Christmas wasn’t easy that year and I definitely lacked Christmas spirit, but at least I had some support, and, on the advice of my doctor, scaled back my expectations of myself. In the end I did most of my shopping online, sent shop-bought cards, got my husband to help in the kitchen and had to avoid alcohol altogether. Long walks with the family really helped me feel much better – and cooled my skin down. I actually went off for a nap on Christmas Day afternoon, even though we had family visiting, and it made such a difference.
The best thing was that in the days after Christmas I got my bike out and started cycling again on the advice of a work friend, and found this really helped keep the menopausal symptoms at bay. By the time I went back to work I felt a bit better and more able to cope. We’re not superhuman, and the menopause is tough – so my advice is don’t expect too much of yourself. Do whatever it takes to make it manageable.”
Expert tips for managing menopause over Christmas time
Expert tips for managing menopause over Christmas time by Kathy Abernethy, Director of Menopause Services at Peppy and immediate past Chair of the British Menopause Society.
Identify your trigger points
It might be a particular family member or a tradition you’d rather avoid, but we all have those things that just ‘set us off’.
Be honest with yourself about your triggers – if you dislike a certain part of the holidays, try to take a smaller role or just give it a miss. Ask a trusted friend or family member to help you deflect any questions.
Watch your temperature
Meeting lots of people over the holidays often leads to closer contact, warmer rooms and higher stress levels. This can be bad news for those with their own disrupted thermo-regulation and can cause an increase in hot flushes. Pack a cooling spritz spray in your bag and have your own bottle of iced water in the fridge at all times – both can really help.
Write a to-do list (and share it too)
Having every gift wrapped, dish cooked and bed made for the holidays can hard enough without brain fog. Take the pressure off yourself by writing a list and allocating jobs to family and guests – that way, it’s not just your responsibility.
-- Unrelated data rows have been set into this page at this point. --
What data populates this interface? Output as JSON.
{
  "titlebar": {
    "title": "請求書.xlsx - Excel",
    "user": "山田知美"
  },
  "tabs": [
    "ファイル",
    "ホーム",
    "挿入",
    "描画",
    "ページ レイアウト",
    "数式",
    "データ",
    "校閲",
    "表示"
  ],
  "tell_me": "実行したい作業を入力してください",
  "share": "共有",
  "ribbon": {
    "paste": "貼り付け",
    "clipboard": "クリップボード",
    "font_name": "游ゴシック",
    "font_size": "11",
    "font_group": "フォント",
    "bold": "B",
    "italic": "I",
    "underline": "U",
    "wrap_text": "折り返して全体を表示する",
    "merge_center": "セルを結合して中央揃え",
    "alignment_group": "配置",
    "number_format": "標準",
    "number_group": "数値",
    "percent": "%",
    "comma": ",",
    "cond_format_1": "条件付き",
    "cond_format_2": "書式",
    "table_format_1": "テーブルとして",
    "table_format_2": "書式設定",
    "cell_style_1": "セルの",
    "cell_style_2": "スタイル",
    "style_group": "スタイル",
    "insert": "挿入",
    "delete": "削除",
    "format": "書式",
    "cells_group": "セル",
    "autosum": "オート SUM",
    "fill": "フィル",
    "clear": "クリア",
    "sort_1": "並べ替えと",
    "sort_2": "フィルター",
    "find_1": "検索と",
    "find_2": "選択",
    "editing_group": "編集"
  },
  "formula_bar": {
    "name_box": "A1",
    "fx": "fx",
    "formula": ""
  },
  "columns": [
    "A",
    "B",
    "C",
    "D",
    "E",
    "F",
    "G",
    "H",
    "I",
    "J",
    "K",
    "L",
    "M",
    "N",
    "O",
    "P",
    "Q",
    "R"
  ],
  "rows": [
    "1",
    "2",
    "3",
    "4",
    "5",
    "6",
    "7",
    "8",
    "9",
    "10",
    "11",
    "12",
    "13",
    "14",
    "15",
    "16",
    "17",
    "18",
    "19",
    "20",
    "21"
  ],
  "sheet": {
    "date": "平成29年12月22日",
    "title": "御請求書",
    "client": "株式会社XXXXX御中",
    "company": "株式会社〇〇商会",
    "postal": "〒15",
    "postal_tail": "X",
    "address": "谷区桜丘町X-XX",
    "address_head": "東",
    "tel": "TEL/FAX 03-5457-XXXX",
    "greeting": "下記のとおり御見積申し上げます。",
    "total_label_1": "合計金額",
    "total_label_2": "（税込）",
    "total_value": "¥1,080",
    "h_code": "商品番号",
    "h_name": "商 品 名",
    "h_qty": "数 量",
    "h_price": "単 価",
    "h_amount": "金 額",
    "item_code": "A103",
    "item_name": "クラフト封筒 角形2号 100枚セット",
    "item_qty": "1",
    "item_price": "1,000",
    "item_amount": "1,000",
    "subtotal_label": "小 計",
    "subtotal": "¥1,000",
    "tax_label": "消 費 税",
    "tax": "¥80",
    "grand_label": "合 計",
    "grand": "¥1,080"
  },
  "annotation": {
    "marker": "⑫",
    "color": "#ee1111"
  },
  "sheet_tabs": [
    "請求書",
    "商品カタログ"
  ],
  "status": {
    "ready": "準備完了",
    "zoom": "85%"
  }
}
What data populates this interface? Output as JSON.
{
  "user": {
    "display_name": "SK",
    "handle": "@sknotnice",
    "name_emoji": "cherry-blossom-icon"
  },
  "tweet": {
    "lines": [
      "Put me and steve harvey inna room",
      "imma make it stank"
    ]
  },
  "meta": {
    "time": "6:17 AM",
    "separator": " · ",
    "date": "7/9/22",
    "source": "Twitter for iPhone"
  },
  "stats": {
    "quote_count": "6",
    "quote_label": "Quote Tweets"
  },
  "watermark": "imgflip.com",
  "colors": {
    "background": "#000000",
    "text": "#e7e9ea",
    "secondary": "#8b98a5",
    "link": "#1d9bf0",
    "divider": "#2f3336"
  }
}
Take care with alcohol
Alcohol, especially red wine, may worsen flushes, exacerbate low mood and affect your sleep, which won’t help your stress levels. It can be easy to end up drinking more than you meant to, so try alternating your drinks with non-alcoholic choices, or making sure you have mixers available to dilute alcoholic drinks.
Christmas and other celebrations are a great time to join with others and indulge yourself.
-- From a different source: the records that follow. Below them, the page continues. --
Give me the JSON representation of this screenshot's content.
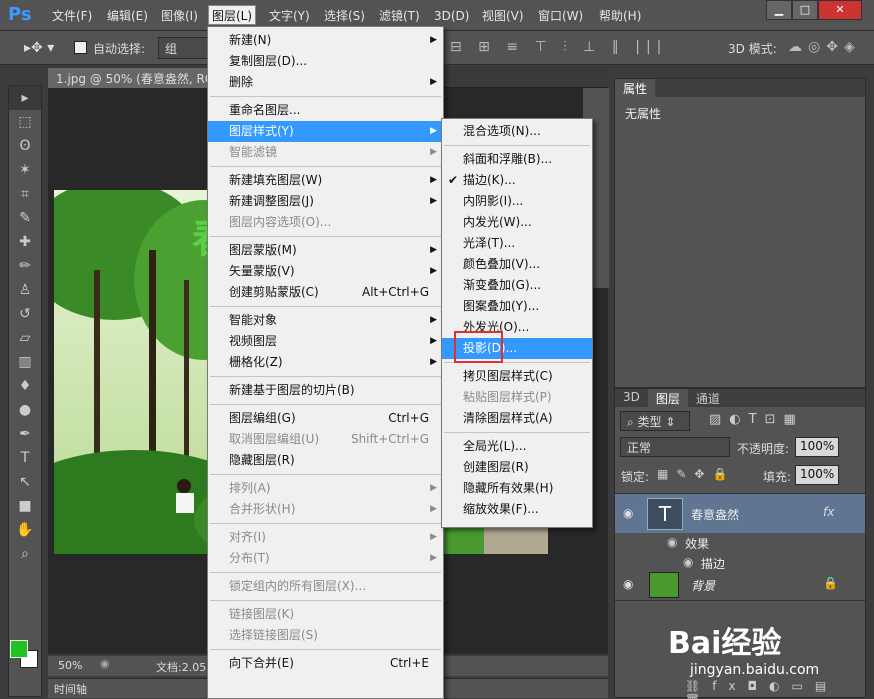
{
  "app": {
    "logo": "Ps"
  },
  "menubar": {
    "items": [
      "文件(F)",
      "编辑(E)",
      "图像(I)",
      "图层(L)",
      "文字(Y)",
      "选择(S)",
      "滤镜(T)",
      "3D(D)",
      "视图(V)",
      "窗口(W)",
      "帮助(H)"
    ],
    "active": "图层(L)"
  },
  "window_controls": {
    "minimize": "▁",
    "maximize": "□",
    "close": "✕"
  },
  "options_bar": {
    "auto_select_label": "自动选择:",
    "auto_select_value": "组",
    "mode_label": "3D 模式:"
  },
  "document": {
    "tab_title": "1.jpg @ 50% (春意盎然, RGB",
    "zoom": "50%",
    "doc_info": "文档:2.05",
    "timeline_label": "时间轴",
    "photo_text_fragment": "春"
  },
  "layer_menu": {
    "groups": [
      [
        {
          "label": "新建(N)",
          "arrow": true
        },
        {
          "label": "复制图层(D)..."
        },
        {
          "label": "删除",
          "arrow": true
        }
      ],
      [
        {
          "label": "重命名图层..."
        },
        {
          "label": "图层样式(Y)",
          "arrow": true,
          "highlight": true
        },
        {
          "label": "智能滤镜",
          "arrow": true,
          "disabled": true
        }
      ],
      [
        {
          "label": "新建填充图层(W)",
          "arrow": true
        },
        {
          "label": "新建调整图层(J)",
          "arrow": true
        },
        {
          "label": "图层内容选项(O)...",
          "disabled": true
        }
      ],
      [
        {
          "label": "图层蒙版(M)",
          "arrow": true
        },
        {
          "label": "矢量蒙版(V)",
          "arrow": true
        },
        {
          "label": "创建剪贴蒙版(C)",
          "shortcut": "Alt+Ctrl+G"
        }
      ],
      [
        {
          "label": "智能对象",
          "arrow": true
        },
        {
          "label": "视频图层",
          "arrow": true
        },
        {
          "label": "栅格化(Z)",
          "arrow": true
        }
      ],
      [
        {
          "label": "新建基于图层的切片(B)"
        }
      ],
      [
        {
          "label": "图层编组(G)",
          "shortcut": "Ctrl+G"
        },
        {
          "label": "取消图层编组(U)",
          "shortcut": "Shift+Ctrl+G",
          "disabled": true
        },
        {
          "label": "隐藏图层(R)"
        }
      ],
      [
        {
          "label": "排列(A)",
          "arrow": true,
          "disabled": true
        },
        {
          "label": "合并形状(H)",
          "arrow": true,
          "disabled": true
        }
      ],
      [
        {
          "label": "对齐(I)",
          "arrow": true,
          "disabled": true
        },
        {
          "label": "分布(T)",
          "arrow": true,
          "disabled": true
        }
      ],
      [
        {
          "label": "锁定组内的所有图层(X)...",
          "disabled": true
        }
      ],
      [
        {
          "label": "链接图层(K)",
          "disabled": true
        },
        {
          "label": "选择链接图层(S)",
          "disabled": true
        }
      ],
      [
        {
          "label": "向下合并(E)",
          "shortcut": "Ctrl+E"
        }
      ]
    ]
  },
  "style_submenu": {
    "groups": [
      [
        {
          "label": "混合选项(N)..."
        }
      ],
      [
        {
          "label": "斜面和浮雕(B)..."
        },
        {
          "label": "描边(K)...",
          "checked": true
        },
        {
          "label": "内阴影(I)..."
        },
        {
          "label": "内发光(W)..."
        },
        {
          "label": "光泽(T)..."
        },
        {
          "label": "颜色叠加(V)..."
        },
        {
          "label": "渐变叠加(G)..."
        },
        {
          "label": "图案叠加(Y)..."
        },
        {
          "label": "外发光(O)..."
        },
        {
          "label": "投影(D)...",
          "highlight": true
        }
      ],
      [
        {
          "label": "拷贝图层样式(C)"
        },
        {
          "label": "粘贴图层样式(P)",
          "disabled": true
        },
        {
          "label": "清除图层样式(A)"
        }
      ],
      [
        {
          "label": "全局光(L)..."
        },
        {
          "label": "创建图层(R)"
        },
        {
          "label": "隐藏所有效果(H)"
        },
        {
          "label": "缩放效果(F)..."
        }
      ]
    ]
  },
  "properties_panel": {
    "tab": "属性",
    "content": "无属性"
  },
  "layers_panel": {
    "tabs": [
      "3D",
      "图层",
      "通道"
    ],
    "active_tab": "图层",
    "filter_label": "类型",
    "blend_mode": "正常",
    "opacity_label": "不透明度:",
    "opacity_value": "100%",
    "lock_label": "锁定:",
    "fill_label": "填充:",
    "fill_value": "100%",
    "layers": [
      {
        "name": "春意盎然",
        "type": "text",
        "thumb": "T",
        "fx": "fx",
        "selected": true
      },
      {
        "name": "效果",
        "type": "effects-header"
      },
      {
        "name": "描边",
        "type": "effect"
      },
      {
        "name": "背景",
        "type": "image",
        "locked": true
      }
    ]
  },
  "watermark": {
    "logo": "Bai经验",
    "url": "jingyan.baidu.com"
  },
  "colors": {
    "foreground": "#22c022",
    "background": "#ffffff",
    "highlight": "#3399ff",
    "annotation": "#e03030"
  }
}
Be aware that while processed party foods feel like a treat, they are rich in salt and can make you retain water and feel bloated. But don’t be too hard on yourself – it’s only one day and you can get back to your usual routine after you celebrate.
Dress for the occasion
Look for clothes made of natural fibres like cotton, bamboo or merino, and layer up so you have the option to take off your jumper if you get too warm.
Make time for you
If you are continuously busy, your stress hormones will go into overdrive and only make menopausal symptoms worse. Whether it’s as simple as taking time out to have a warm bath or going for a walk, don’t forget to give yourself space to regroup and refresh.
Keep the house ventilated
Keep the house well ventilated to minimise your flushes and step outside for a moment and take some deep breaths when you need to. If you don’t want to explain why to visitors, use Covid as an excuse.